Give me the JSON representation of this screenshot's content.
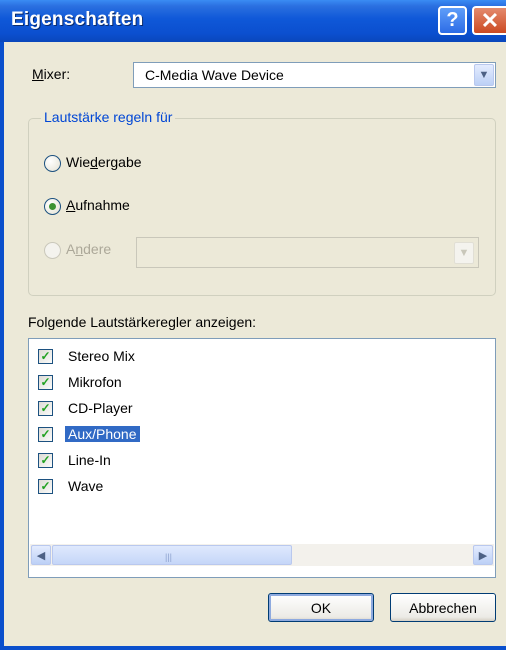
{
  "window": {
    "title": "Eigenschaften"
  },
  "titlebar": {
    "help_glyph": "?",
    "close_glyph": "✕"
  },
  "mixer": {
    "label_first": "M",
    "label_rest": "ixer:",
    "selected": "C-Media Wave Device"
  },
  "group": {
    "title": "Lautstärke regeln für",
    "options": [
      {
        "before": "Wie",
        "accel": "d",
        "after": "ergabe",
        "checked": false,
        "enabled": true
      },
      {
        "before": "",
        "accel": "A",
        "after": "ufnahme",
        "checked": true,
        "enabled": true
      },
      {
        "before": "A",
        "accel": "n",
        "after": "dere",
        "checked": false,
        "enabled": false
      }
    ],
    "other_value": ""
  },
  "list": {
    "label": "Folgende Lautstärkeregler anzeigen:",
    "items": [
      {
        "label": "Stereo Mix",
        "checked": true,
        "selected": false
      },
      {
        "label": "Mikrofon",
        "checked": true,
        "selected": false
      },
      {
        "label": "CD-Player",
        "checked": true,
        "selected": false
      },
      {
        "label": "Aux/Phone",
        "checked": true,
        "selected": true
      },
      {
        "label": "Line-In",
        "checked": true,
        "selected": false
      },
      {
        "label": "Wave",
        "checked": true,
        "selected": false
      }
    ]
  },
  "buttons": {
    "ok": "OK",
    "cancel": "Abbrechen"
  },
  "icons": {
    "dropdown": "chevron-down-icon",
    "scroll_left": "chevron-left-icon",
    "scroll_right": "chevron-right-icon",
    "check": "checkmark-icon",
    "scroll_left_glyph": "◀",
    "scroll_right_glyph": "▶",
    "dropdown_glyph": "▼",
    "check_glyph": "✓",
    "grip_glyph": "|||"
  },
  "colors": {
    "title_bar": "#0b4fcf",
    "group_title": "#0046d5",
    "selection": "#316ac5",
    "check": "#21a121"
  }
}
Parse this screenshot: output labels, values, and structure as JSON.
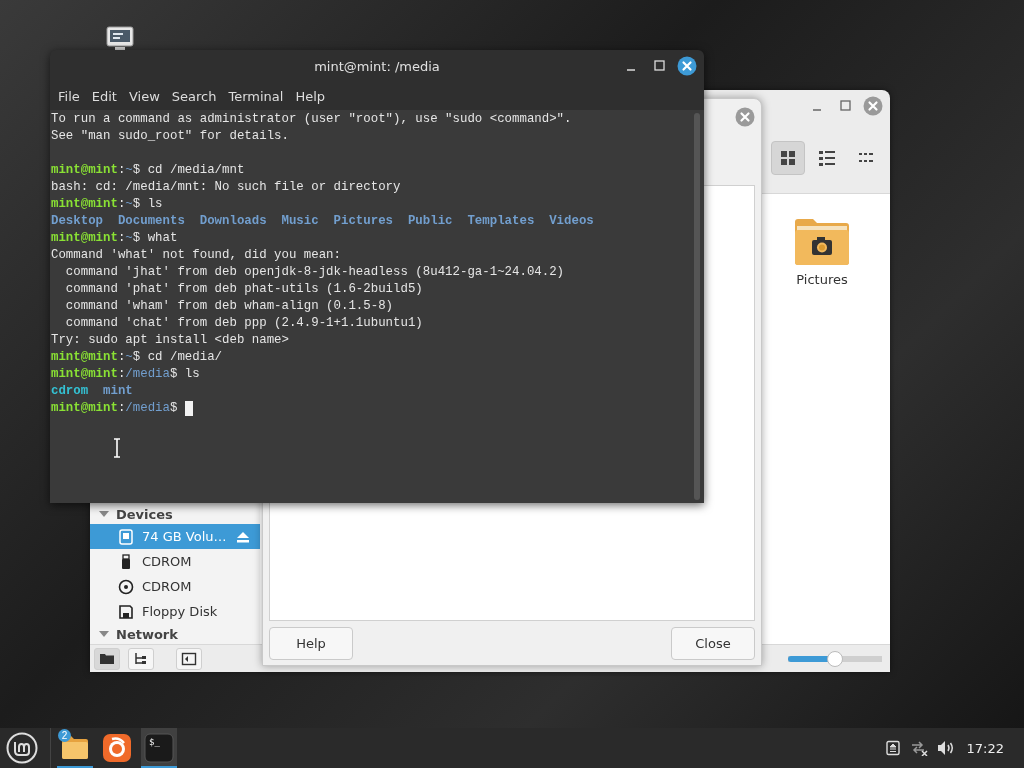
{
  "file_manager": {
    "view_buttons": [
      {
        "kind": "icons",
        "selected": true
      },
      {
        "kind": "list",
        "selected": false
      },
      {
        "kind": "compact",
        "selected": false
      }
    ],
    "sidebar": {
      "sections": [
        {
          "title": "Devices",
          "expanded": true,
          "items": [
            {
              "label": "74 GB Volu…",
              "kind": "drive",
              "selected": true,
              "ejectable": true
            },
            {
              "label": "CDROM",
              "kind": "usb",
              "selected": false,
              "ejectable": false
            },
            {
              "label": "CDROM",
              "kind": "disc",
              "selected": false,
              "ejectable": false
            },
            {
              "label": "Floppy Disk",
              "kind": "floppy",
              "selected": false,
              "ejectable": false
            }
          ]
        },
        {
          "title": "Network",
          "expanded": true
        }
      ]
    },
    "sidebar_buttons": [
      {
        "kind": "places",
        "selected": true
      },
      {
        "kind": "tree",
        "selected": false
      },
      {
        "kind": "toggle",
        "selected": false
      }
    ],
    "files": [
      {
        "name": "Pictures",
        "kind": "pictures-folder"
      }
    ],
    "zoom": {
      "level": 0.5
    }
  },
  "dialog": {
    "buttons": [
      {
        "label": "Help"
      },
      {
        "label": "Close"
      }
    ]
  },
  "terminal": {
    "title": "mint@mint: /media",
    "menu": [
      "File",
      "Edit",
      "View",
      "Search",
      "Terminal",
      "Help"
    ],
    "lines": [
      {
        "segments": [
          {
            "kind": "plain",
            "text": "To run a command as administrator (user \"root\"), use \"sudo <command>\"."
          }
        ]
      },
      {
        "segments": [
          {
            "kind": "plain",
            "text": "See \"man sudo_root\" for details."
          }
        ]
      },
      {
        "gap_before": true,
        "segments": [
          {
            "kind": "user",
            "text": "mint@mint"
          },
          {
            "kind": "plain",
            "text": ":"
          },
          {
            "kind": "path",
            "text": "~"
          },
          {
            "kind": "plain",
            "text": "$ cd /media/mnt"
          }
        ]
      },
      {
        "segments": [
          {
            "kind": "plain",
            "text": "bash: cd: /media/mnt: No such file or directory"
          }
        ]
      },
      {
        "segments": [
          {
            "kind": "user",
            "text": "mint@mint"
          },
          {
            "kind": "plain",
            "text": ":"
          },
          {
            "kind": "path",
            "text": "~"
          },
          {
            "kind": "plain",
            "text": "$ ls"
          }
        ]
      },
      {
        "segments": [
          {
            "kind": "dir",
            "text": "Desktop  Documents  Downloads  Music  Pictures  Public  Templates  Videos"
          }
        ]
      },
      {
        "segments": [
          {
            "kind": "user",
            "text": "mint@mint"
          },
          {
            "kind": "plain",
            "text": ":"
          },
          {
            "kind": "path",
            "text": "~"
          },
          {
            "kind": "plain",
            "text": "$ what"
          }
        ]
      },
      {
        "segments": [
          {
            "kind": "plain",
            "text": "Command 'what' not found, did you mean:"
          }
        ]
      },
      {
        "segments": [
          {
            "kind": "plain",
            "text": "  command 'jhat' from deb openjdk-8-jdk-headless (8u412-ga-1~24.04.2)"
          }
        ]
      },
      {
        "segments": [
          {
            "kind": "plain",
            "text": "  command 'phat' from deb phat-utils (1.6-2build5)"
          }
        ]
      },
      {
        "segments": [
          {
            "kind": "plain",
            "text": "  command 'wham' from deb wham-align (0.1.5-8)"
          }
        ]
      },
      {
        "segments": [
          {
            "kind": "plain",
            "text": "  command 'chat' from deb ppp (2.4.9-1+1.1ubuntu1)"
          }
        ]
      },
      {
        "segments": [
          {
            "kind": "plain",
            "text": "Try: sudo apt install <deb name>"
          }
        ]
      },
      {
        "segments": [
          {
            "kind": "user",
            "text": "mint@mint"
          },
          {
            "kind": "plain",
            "text": ":"
          },
          {
            "kind": "path",
            "text": "~"
          },
          {
            "kind": "plain",
            "text": "$ cd /media/"
          }
        ]
      },
      {
        "segments": [
          {
            "kind": "user",
            "text": "mint@mint"
          },
          {
            "kind": "plain",
            "text": ":"
          },
          {
            "kind": "path",
            "text": "/media"
          },
          {
            "kind": "plain",
            "text": "$ ls"
          }
        ]
      },
      {
        "segments": [
          {
            "kind": "link",
            "text": "cdrom"
          },
          {
            "kind": "dir",
            "text": "  mint"
          }
        ]
      },
      {
        "cursor": true,
        "segments": [
          {
            "kind": "user",
            "text": "mint@mint"
          },
          {
            "kind": "plain",
            "text": ":"
          },
          {
            "kind": "path",
            "text": "/media"
          },
          {
            "kind": "plain",
            "text": "$ "
          }
        ]
      }
    ]
  },
  "taskbar": {
    "apps": [
      {
        "kind": "files",
        "badge": "2",
        "running": true,
        "focused": false
      },
      {
        "kind": "browser",
        "running": false,
        "focused": false
      },
      {
        "kind": "terminal",
        "icon_text": "$_",
        "running": true,
        "focused": true
      }
    ],
    "clock": "17:22"
  }
}
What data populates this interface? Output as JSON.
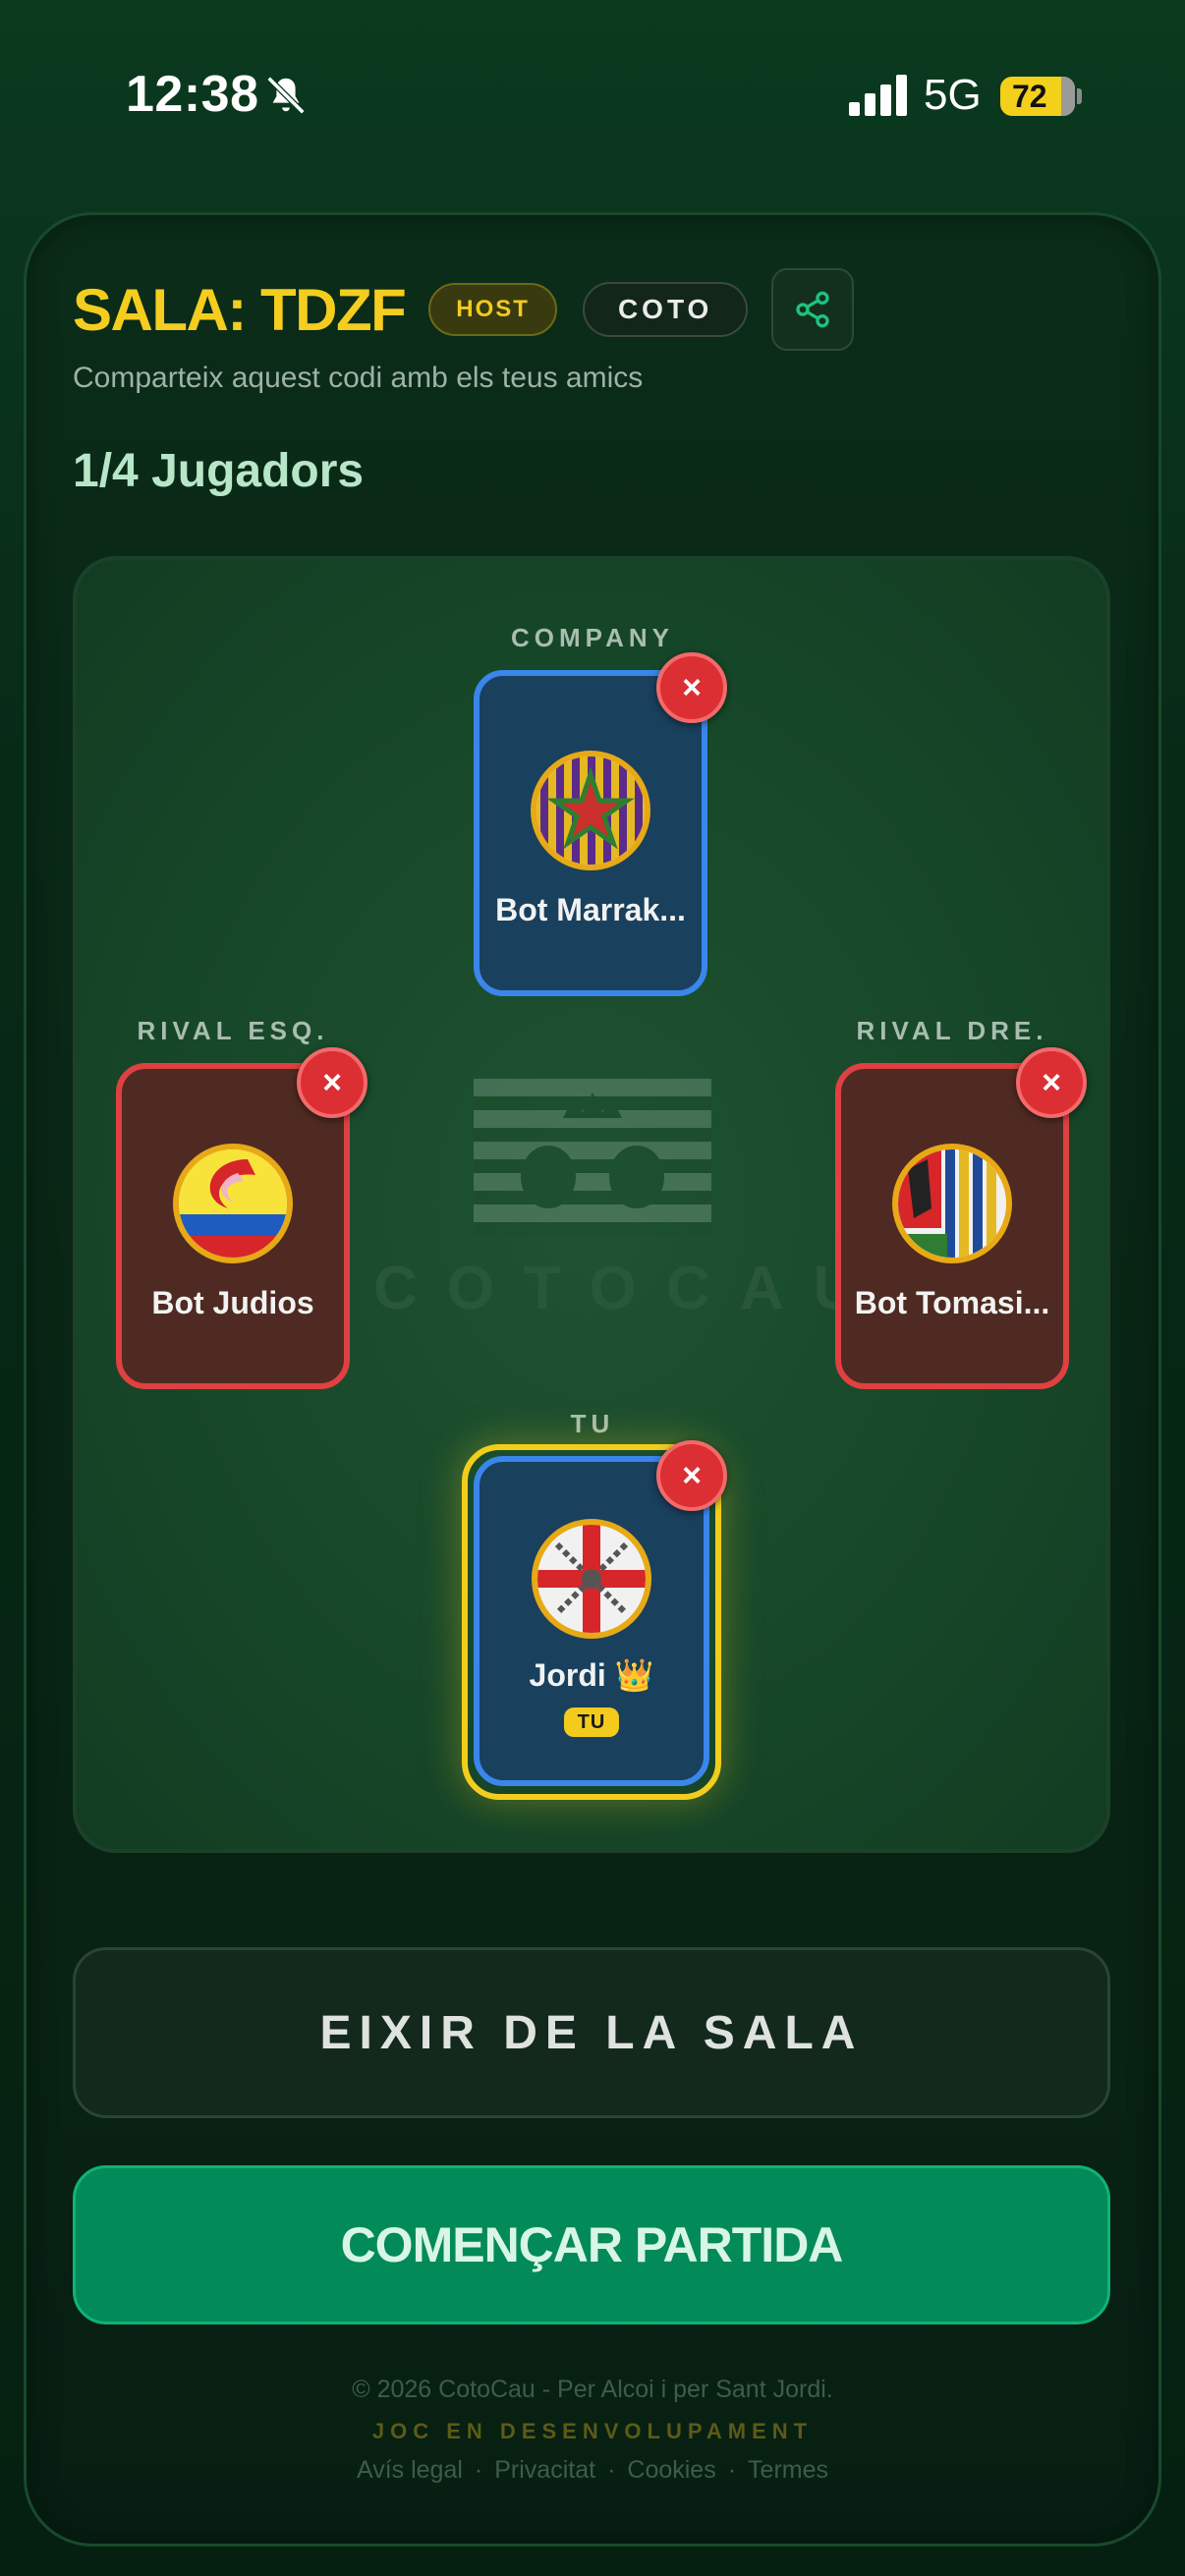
{
  "status_bar": {
    "time": "12:38",
    "network": "5G",
    "battery": "72",
    "icons": [
      "bell-slash-icon",
      "signal-icon",
      "battery-icon"
    ]
  },
  "header": {
    "room_title": "SALA: TDZF",
    "host_badge": "HOST",
    "game_badge": "COTO",
    "share_icon": "share-icon",
    "subtitle": "Comparteix aquest codi amb els teus amics",
    "players_count": "1/4 Jugadors"
  },
  "table": {
    "watermark": "COTOCAU",
    "seats": {
      "top": {
        "label": "COMPANY",
        "name": "Bot Marrak...",
        "team": "blue"
      },
      "left": {
        "label": "RIVAL ESQ.",
        "name": "Bot Judios",
        "team": "red"
      },
      "right": {
        "label": "RIVAL DRE.",
        "name": "Bot Tomasi...",
        "team": "red"
      },
      "bottom": {
        "label": "TU",
        "name": "Jordi 👑",
        "badge": "TU",
        "team": "blue"
      }
    },
    "remove_glyph": "×"
  },
  "actions": {
    "leave": "EIXIR DE LA SALA",
    "start": "COMENÇAR PARTIDA"
  },
  "footer": {
    "copyright": "© 2026 CotoCau - Per Alcoi i per Sant Jordi.",
    "dev_notice": "JOC EN DESENVOLUPAMENT",
    "links": [
      "Avís legal",
      "Privacitat",
      "Cookies",
      "Termes"
    ],
    "separator": "·"
  },
  "colors": {
    "accent_yellow": "#f5cd1f",
    "team_blue": "#3a86ea",
    "team_red": "#df4041",
    "start_green": "#038a59"
  }
}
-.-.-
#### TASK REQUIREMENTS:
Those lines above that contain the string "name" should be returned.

#### RESPONSE TO THIS TASK:
        "name": "Pictures",
            "text": "Try: sudo apt install <deb name>"
        "name": "Bot Marrak...",
        "name": "Bot Judios",
        "name": "Bot Tomasi...",
        "name": "Jordi 👑",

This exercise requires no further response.